Among the records below, find the lines that hold the word "email" and report how many there are, with no other words.
----
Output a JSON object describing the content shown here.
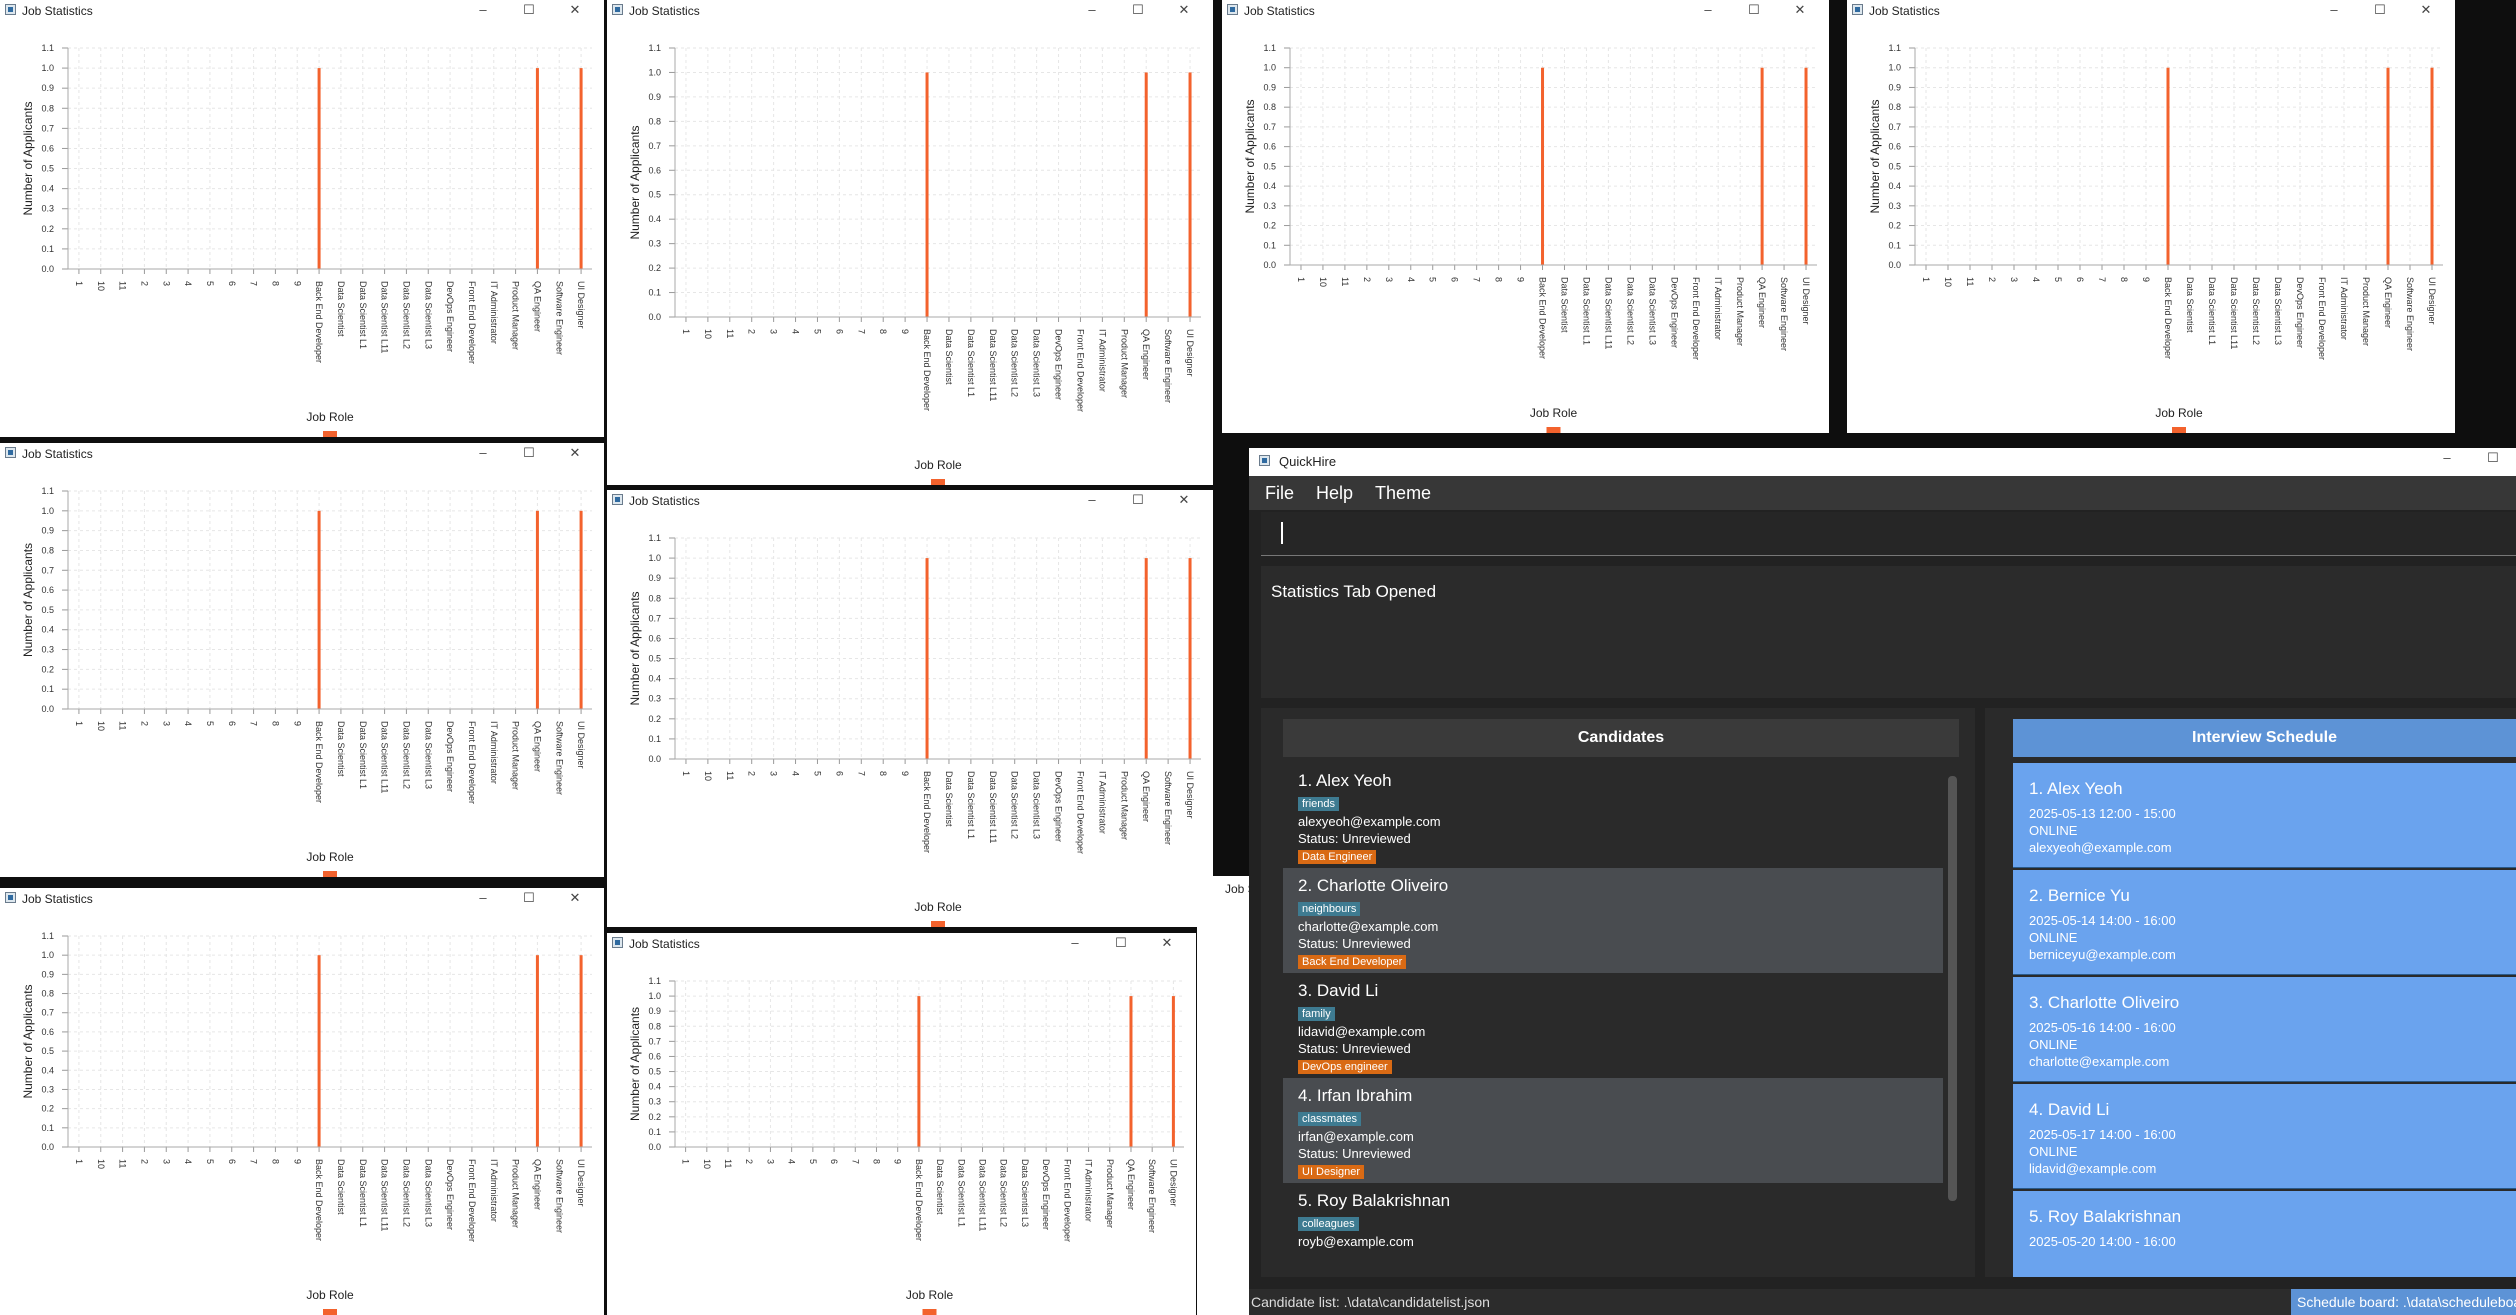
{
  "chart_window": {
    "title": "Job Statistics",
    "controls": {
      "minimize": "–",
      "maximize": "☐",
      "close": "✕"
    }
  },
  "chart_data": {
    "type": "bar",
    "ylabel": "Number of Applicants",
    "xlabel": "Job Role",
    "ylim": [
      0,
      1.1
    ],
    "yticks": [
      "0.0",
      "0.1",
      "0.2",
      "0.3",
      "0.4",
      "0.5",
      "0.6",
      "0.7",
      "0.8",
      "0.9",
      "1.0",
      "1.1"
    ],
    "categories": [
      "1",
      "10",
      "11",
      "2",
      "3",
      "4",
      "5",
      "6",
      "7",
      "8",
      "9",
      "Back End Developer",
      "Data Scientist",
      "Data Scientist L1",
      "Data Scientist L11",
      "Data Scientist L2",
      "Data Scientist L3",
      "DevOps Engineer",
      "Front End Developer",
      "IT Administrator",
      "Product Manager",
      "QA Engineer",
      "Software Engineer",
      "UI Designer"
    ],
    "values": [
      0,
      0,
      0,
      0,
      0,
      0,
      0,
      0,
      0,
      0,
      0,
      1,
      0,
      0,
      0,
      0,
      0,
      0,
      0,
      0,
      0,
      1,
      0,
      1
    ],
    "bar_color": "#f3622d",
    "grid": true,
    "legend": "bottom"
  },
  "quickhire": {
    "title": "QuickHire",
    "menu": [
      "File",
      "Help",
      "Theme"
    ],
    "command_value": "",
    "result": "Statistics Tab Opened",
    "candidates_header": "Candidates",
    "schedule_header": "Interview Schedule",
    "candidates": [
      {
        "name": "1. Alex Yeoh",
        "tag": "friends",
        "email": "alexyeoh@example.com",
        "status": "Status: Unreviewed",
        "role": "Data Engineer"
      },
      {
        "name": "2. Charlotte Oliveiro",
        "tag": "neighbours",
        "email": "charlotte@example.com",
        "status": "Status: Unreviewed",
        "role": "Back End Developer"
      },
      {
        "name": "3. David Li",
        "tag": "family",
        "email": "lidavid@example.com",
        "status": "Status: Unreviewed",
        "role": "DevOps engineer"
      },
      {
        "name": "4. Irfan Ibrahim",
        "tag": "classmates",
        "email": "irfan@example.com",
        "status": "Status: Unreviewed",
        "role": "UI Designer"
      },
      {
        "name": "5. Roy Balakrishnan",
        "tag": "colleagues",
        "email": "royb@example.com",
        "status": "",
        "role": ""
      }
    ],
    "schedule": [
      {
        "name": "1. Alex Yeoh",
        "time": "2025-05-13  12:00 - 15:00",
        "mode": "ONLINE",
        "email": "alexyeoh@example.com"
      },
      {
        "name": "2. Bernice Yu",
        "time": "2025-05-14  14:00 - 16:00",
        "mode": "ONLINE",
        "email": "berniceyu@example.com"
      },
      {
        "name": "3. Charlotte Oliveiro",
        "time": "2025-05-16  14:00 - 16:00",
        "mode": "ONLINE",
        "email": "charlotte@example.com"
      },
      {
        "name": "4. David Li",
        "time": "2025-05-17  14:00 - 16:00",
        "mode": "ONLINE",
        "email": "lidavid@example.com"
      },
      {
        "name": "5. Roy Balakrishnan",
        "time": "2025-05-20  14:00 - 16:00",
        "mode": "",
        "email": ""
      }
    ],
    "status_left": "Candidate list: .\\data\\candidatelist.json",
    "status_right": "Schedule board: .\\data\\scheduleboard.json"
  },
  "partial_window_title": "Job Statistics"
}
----
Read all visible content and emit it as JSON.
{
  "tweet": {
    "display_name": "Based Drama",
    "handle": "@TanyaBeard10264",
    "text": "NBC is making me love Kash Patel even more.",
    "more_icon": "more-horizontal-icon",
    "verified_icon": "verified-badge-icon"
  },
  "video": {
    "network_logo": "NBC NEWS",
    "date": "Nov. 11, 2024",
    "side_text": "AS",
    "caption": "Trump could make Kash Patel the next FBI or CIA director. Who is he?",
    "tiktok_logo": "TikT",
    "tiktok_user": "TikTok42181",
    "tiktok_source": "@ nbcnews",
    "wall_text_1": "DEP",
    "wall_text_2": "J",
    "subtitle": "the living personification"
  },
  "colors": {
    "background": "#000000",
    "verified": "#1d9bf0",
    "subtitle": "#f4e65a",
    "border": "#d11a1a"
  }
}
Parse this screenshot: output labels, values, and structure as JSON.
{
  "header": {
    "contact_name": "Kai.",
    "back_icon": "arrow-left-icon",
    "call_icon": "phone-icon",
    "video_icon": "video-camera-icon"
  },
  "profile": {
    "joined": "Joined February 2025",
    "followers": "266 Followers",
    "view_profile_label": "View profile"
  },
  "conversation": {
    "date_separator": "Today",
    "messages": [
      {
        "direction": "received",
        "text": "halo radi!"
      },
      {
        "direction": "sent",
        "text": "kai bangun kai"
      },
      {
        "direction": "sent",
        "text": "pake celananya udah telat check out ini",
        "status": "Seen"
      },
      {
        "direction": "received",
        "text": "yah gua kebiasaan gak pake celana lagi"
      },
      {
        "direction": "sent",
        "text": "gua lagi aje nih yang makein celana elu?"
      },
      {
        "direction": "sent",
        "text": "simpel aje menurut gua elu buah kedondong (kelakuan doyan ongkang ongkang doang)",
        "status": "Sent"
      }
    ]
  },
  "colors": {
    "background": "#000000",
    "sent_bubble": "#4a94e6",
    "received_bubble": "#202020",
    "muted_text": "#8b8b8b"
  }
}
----
## [EXPECTED ANSWER]
10